Light fall off and aperturegreenspun.com : LUSENET : Large format photography : One Thread
I have a Rodenstock Grandagon-N 90mm F6.8 lens and do not have a center filter. I have noticed some light fall off with this lens and 4x5 film. I have not experiemented in a controlled manner at various aperatures, but, was wondering. Are there aperatures in which the light fall off will be the least? Are there aperatures where it is the worst? I generally use this lens at F22-45 and the fall off is minimal. Just wondering if I can optimise the perfomance without a centering filter.
-- Dave Schneider (firstname.lastname@example.org), March 12, 1999
Probably f/22. If it isn't a problem for you, then you can skip the CWF, if you feel it is becoming a problem, try the Heliopan 0.45 (3x) version. Mine works fine on my 90mm f/4.5 Grandagon, especially when I use it for a shifted 6x17
-- Ellis (email@example.com), March 12, 1999.
What would answer your questions best is the 2 page Rodenstock sheet on wide angles and cosine failure and center filters. We can mail you a copy if you like. All wide angles currently made have cosine failure and the use of a various stops won't eliminate it. The more of the full coverage of the lens or the more movements you make the more the effect is notic
-- bob salomon (firstname.lastname@example.org), March 12, 1999.
I've always thought I've understood why wide angle lenses produce uneven field illumination....the light entering at an angle creates an aperature with an ellipse rather than a circle, causing light falloff. Therefore, the need for Center Filters. Why doesn't the same thing occur with medium format w/a lenses? I've also wondered whether the leaf shutter may contribute to uneven illumination particularly at high speeds. The shutter opens at the center (similar to the aperature)and closes at the center. Unlike a focal plane shutter that works like a curtain. Wouldn't the center portion of the film consequently receive more exposure with a leaf shutter? This may be more of a question for someone rather than an answer. Wouldn't longer shutter speeds (thus smaller aperatures) help alleviate this problem? I've never had problems with falloff from both my 75mm and 90mm lenses. But generally my speeds are 1/4 second or longer. Maybe Bob can correct my theory.
-- John Wiemer (Wiemerjo@slcc.edu), March 16, 1999.
You would also like to see Rodenstock's explanation of the fall off.
-- bob salomon (email@example.com), March 16, 1999.
There are 4 normal reasons for light falloff in a lens.

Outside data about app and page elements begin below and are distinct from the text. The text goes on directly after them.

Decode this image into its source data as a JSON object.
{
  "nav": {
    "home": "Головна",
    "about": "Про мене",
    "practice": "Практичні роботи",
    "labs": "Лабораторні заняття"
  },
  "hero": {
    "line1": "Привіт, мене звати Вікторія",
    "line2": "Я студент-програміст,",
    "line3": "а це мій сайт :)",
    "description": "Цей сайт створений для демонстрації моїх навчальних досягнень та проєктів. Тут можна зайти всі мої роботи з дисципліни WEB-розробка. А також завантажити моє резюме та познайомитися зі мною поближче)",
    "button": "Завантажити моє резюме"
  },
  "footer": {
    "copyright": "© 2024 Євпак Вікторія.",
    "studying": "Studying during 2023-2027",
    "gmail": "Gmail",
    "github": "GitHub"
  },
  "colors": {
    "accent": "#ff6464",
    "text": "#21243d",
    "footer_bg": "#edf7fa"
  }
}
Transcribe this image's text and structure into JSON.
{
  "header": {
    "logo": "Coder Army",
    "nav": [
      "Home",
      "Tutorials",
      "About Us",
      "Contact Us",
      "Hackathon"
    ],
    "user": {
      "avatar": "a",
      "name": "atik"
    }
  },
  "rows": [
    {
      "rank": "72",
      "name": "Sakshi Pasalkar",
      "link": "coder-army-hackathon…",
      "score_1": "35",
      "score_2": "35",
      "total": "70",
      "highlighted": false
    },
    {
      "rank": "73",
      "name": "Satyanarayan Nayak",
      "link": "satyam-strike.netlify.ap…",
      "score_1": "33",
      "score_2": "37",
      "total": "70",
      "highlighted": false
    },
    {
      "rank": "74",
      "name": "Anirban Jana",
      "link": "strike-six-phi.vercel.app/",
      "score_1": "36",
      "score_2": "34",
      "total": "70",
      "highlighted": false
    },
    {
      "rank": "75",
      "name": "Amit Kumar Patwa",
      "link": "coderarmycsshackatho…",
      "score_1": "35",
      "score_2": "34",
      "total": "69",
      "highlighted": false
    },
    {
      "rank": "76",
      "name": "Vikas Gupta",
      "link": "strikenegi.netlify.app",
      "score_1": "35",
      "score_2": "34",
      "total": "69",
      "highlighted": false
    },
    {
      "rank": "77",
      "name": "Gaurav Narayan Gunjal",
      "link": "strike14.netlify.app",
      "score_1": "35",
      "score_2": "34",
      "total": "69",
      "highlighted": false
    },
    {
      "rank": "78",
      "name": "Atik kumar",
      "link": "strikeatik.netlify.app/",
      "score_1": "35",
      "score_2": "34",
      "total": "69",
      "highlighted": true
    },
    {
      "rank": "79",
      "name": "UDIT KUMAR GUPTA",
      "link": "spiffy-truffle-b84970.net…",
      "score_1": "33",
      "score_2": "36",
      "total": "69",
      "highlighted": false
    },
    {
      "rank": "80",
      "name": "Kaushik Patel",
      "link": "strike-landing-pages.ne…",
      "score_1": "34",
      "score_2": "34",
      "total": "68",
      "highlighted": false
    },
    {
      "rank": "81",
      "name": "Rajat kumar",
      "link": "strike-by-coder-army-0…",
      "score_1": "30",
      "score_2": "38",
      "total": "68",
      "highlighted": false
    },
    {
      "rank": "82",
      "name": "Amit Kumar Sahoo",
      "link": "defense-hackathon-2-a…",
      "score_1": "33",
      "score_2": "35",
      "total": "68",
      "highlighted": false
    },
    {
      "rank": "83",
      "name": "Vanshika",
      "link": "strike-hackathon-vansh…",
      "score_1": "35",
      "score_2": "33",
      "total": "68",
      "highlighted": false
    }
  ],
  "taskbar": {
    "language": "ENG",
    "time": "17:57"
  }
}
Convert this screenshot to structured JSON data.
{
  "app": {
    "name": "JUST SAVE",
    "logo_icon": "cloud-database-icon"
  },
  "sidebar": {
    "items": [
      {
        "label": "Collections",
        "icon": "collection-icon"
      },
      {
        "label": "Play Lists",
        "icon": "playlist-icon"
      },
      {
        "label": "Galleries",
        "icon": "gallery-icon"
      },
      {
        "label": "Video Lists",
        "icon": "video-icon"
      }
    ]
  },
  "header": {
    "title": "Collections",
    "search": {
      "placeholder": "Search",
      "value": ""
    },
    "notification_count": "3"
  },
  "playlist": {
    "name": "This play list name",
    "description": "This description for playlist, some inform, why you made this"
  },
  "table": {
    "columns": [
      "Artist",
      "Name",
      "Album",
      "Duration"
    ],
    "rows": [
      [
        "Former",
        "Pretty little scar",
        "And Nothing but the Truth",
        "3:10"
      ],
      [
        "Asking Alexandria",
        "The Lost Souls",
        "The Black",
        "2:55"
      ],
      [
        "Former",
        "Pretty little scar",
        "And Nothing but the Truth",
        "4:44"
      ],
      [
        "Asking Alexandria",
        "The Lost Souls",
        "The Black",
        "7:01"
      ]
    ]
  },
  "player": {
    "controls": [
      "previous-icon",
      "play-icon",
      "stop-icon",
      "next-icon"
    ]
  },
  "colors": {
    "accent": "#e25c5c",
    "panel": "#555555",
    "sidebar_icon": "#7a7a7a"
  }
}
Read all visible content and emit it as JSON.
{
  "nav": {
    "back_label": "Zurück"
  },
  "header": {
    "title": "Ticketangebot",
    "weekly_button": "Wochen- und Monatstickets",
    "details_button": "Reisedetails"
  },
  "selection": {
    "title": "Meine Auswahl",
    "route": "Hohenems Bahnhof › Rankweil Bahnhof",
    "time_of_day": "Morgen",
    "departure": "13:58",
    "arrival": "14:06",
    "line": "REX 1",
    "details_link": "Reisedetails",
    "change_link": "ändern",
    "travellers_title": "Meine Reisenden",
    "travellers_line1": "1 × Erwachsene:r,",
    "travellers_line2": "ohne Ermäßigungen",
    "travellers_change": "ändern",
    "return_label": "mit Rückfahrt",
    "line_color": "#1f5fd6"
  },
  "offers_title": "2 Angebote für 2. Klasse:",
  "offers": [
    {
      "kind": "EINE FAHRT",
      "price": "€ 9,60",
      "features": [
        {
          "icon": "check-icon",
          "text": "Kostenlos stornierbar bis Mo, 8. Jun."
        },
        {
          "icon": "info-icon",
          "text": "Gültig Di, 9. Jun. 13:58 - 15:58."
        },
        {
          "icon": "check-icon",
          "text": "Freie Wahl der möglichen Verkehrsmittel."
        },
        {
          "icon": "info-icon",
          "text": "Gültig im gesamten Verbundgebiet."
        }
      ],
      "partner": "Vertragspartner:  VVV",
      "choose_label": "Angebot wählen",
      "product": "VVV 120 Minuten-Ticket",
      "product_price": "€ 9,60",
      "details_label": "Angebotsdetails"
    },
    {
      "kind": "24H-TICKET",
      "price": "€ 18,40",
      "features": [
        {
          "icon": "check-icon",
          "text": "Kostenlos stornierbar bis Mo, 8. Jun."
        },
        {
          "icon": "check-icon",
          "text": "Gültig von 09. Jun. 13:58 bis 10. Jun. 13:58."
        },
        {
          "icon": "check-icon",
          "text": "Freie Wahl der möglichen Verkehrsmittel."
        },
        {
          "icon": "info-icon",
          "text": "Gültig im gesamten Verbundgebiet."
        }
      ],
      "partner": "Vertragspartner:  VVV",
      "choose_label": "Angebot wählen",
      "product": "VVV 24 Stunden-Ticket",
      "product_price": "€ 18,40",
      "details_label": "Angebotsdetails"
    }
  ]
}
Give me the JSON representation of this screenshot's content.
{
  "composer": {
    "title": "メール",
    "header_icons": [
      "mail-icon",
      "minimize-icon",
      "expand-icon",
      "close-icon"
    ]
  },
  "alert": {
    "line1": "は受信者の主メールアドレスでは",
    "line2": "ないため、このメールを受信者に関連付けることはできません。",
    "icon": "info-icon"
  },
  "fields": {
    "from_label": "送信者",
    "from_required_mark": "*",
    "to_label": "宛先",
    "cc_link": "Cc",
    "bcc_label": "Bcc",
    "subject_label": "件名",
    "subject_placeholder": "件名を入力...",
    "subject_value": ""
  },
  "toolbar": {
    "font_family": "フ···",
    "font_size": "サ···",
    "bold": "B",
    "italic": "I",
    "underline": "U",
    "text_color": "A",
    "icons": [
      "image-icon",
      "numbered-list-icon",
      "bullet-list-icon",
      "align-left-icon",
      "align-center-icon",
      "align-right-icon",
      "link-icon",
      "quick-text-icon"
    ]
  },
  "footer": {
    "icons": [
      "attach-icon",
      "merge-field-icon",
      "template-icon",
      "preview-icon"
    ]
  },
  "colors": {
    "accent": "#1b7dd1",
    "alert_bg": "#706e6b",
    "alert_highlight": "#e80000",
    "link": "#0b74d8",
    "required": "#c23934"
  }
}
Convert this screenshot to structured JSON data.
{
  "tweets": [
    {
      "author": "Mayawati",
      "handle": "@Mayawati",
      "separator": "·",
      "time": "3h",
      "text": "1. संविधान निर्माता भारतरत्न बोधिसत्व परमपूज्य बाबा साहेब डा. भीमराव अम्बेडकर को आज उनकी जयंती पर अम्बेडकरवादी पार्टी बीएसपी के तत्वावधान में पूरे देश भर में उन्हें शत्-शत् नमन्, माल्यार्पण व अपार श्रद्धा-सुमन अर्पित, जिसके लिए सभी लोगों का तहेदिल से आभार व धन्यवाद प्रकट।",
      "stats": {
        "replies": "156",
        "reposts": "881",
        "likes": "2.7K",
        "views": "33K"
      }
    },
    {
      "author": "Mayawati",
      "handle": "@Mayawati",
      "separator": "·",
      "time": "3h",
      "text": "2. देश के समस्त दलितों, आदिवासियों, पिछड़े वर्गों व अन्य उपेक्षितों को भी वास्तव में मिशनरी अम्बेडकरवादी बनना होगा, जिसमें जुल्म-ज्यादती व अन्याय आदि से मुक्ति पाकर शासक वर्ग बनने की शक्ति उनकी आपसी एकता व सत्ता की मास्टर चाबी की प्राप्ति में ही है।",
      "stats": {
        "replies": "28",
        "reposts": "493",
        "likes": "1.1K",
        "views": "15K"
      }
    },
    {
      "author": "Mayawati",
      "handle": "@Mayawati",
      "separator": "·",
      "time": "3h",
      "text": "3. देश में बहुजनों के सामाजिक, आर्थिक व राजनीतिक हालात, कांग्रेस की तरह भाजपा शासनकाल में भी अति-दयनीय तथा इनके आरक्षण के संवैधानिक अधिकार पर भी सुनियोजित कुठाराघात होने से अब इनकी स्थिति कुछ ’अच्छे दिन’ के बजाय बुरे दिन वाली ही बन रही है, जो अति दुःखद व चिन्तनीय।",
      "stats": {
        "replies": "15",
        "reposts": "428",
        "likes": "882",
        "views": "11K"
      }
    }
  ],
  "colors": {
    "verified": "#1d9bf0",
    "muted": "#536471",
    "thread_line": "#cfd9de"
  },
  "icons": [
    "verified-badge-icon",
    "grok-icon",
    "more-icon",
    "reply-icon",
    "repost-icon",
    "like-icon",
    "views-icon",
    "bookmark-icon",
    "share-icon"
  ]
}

1) one is vignetting: the lens elements are simply not big enough to delivery full illumination over the negative. Put another way, the metal body of the lens partially shadows the corners of the negative. This cause of light falloff can be eliminated by stopping down. Most lens vignet wide open but not when stoped down by about 2 or more stops.
The remaining reasons come for optical laws. Define theta as the angle between the center of the lens and a spot on the negative, measured with theta = 0 on the optical axis of the lens. On most lenses (when stopped down) illumination goes as cos theta to the power of four. 2) two powers come from the light traveling a greater distance and the inverse square law, 3) one power comes from the exit pupil of the lens being tilted and looking like an ellipse rather than the full circe, 4) another power comes from the rays striking the film at an angle [the same reason for winter: the sun's rays strike the earth at an increased angle].
Wide angle lenses use an optical trick (the Slussarev effect) to improve the falloff to something like cos theta to the power of three.
The short answer is that the best aperture re light falloff is any aperture more than about 2 stops (maybe 3) down from wide open. Further stopping down should not change the relative illumination, center to corners.
This is well explained in the book Applied Photographic Optics by Sidney F. Ray, published by the Focal Press. Excellent but rather expensive. It is a big book, more than 500 pages.
-- Michael Briggs (firstname.lastname@example.org), March 17, 1999.